    Near civil war between town and country was a pervasive feature of this break-down in social order. Large mobs of half-starved and vindictive townsmen descended on villages to seize food from farmers accused of hoarding. The diary of one young woman described the scene at her cousin’s farm.

    "In the cart I saw three slaughtered pigs. The cowshed was drenched in blood. One cow had been slaughtered where it stood and the meat torn from its bones. The monsters had slit the udder of the finest milch cow, so that she had to be put out of her misery immediately. In the granary, a rag soaked with petrol was still smouldering to show what these beasts had intended," she wrote.

    There is a harrowing moment when each middle-class families first starts to undertand that its gilt-edged securities and War Loan will never recover. Irreversible ruin lies ahead. Elderly couples gassed themselves in their apartments.

    Corruption became rampant. People were stripped of their coat and shoes at knife-point on the street. The winners were those who -- by luck or design -- had borrowed heavily from banks to buy hard assets, or industrial conglomerates that had issued debentures.

    :eek: :eek: :eek:
  3. Isn't what will happen if inflation kicks in obvious? Serious. Show me the best way to track money velocity and I will pay attention. We currently have deflation.
  4. funny. how many of them are losing sleep at night while watching their inflation trades puke over and over again.
  5. Bob111


    not going to happen because of this sentence above. then the banks(who rule the country,as we all know) will be the one's,who going to get f**d. simply because most of US folks are up to the hilt in debt.
  6. zdreg


    cool. thanks.
  7. dtan1e

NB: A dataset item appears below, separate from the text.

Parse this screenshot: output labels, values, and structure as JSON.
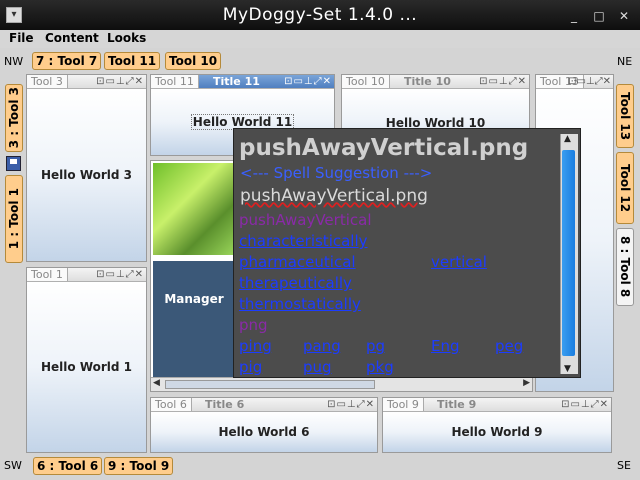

    Is that what people r doing buying assets to get rid of US dollars?
  8. trendy


  9. That's nuthin'. We ran out of beer once when I was in college.
    #10     Jul 26, 2010